* _REQUIRED WORK_:
The job is to find each line of the records below that includes the word "Dependency" and copy it.

Interface dataset entries:
"""

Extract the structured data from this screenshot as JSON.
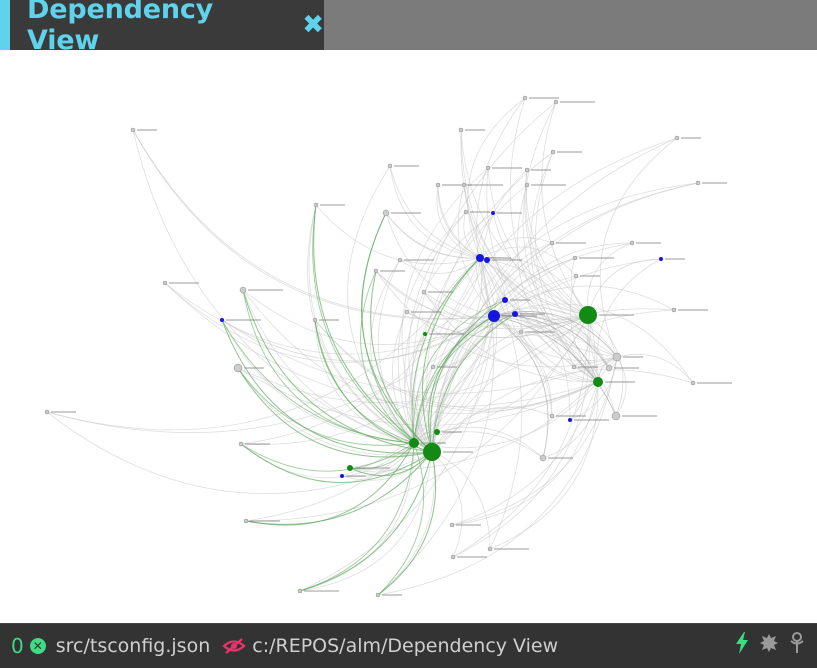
{
  "tab": {
    "title": "Dependency View",
    "close_icon": "close-x-icon",
    "accent": "#5fd3ec"
  },
  "statusbar": {
    "error_count": "0",
    "error_icon": "error-circle-icon",
    "config_file": "src/tsconfig.json",
    "visibility_icon": "eye-off-icon",
    "file_path": "c:/REPOS/alm/Dependency View",
    "right_icons": [
      "lightning-icon",
      "bug-icon",
      "tree-icon"
    ]
  },
  "graph": {
    "colors": {
      "edge": "#c4c4c4",
      "edge_highlight": "#5faa5f",
      "node_default": "#cccccc",
      "node_blue": "#1515e0",
      "node_green": "#138a13"
    }
  }
}
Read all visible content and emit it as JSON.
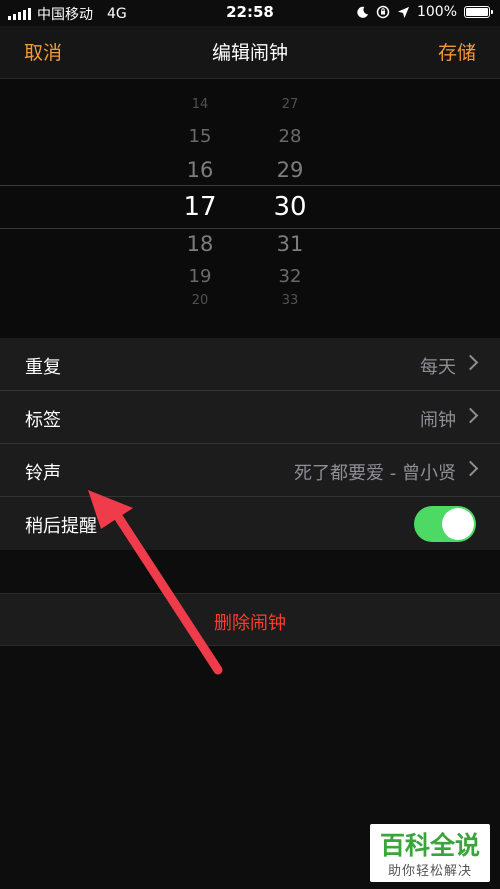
{
  "status_bar": {
    "carrier": "中国移动",
    "network": "4G",
    "time": "22:58",
    "battery": "100%",
    "battery_level": 1.0
  },
  "nav": {
    "cancel": "取消",
    "title": "编辑闹钟",
    "save": "存储"
  },
  "picker": {
    "hours": [
      "14",
      "15",
      "16",
      "17",
      "18",
      "19",
      "20"
    ],
    "minutes": [
      "27",
      "28",
      "29",
      "30",
      "31",
      "32",
      "33"
    ],
    "selected_hour": "17",
    "selected_minute": "30"
  },
  "settings": {
    "repeat": {
      "label": "重复",
      "value": "每天"
    },
    "label": {
      "label": "标签",
      "value": "闹钟"
    },
    "sound": {
      "label": "铃声",
      "value": "死了都要爱 - 曾小贤"
    },
    "snooze": {
      "label": "稍后提醒",
      "enabled": true
    }
  },
  "delete_label": "删除闹钟",
  "watermark": {
    "main": "百科全说",
    "sub": "助你轻松解决"
  },
  "colors": {
    "accent": "#f19a37",
    "toggle_on": "#4cd964",
    "destructive": "#ff3b30",
    "annotation_arrow": "#ef3b4a"
  }
}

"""

* _RESPONSE AREA_:
    "title": "Dependency View",
    "file_path": "c:/REPOS/alm/Dependency View",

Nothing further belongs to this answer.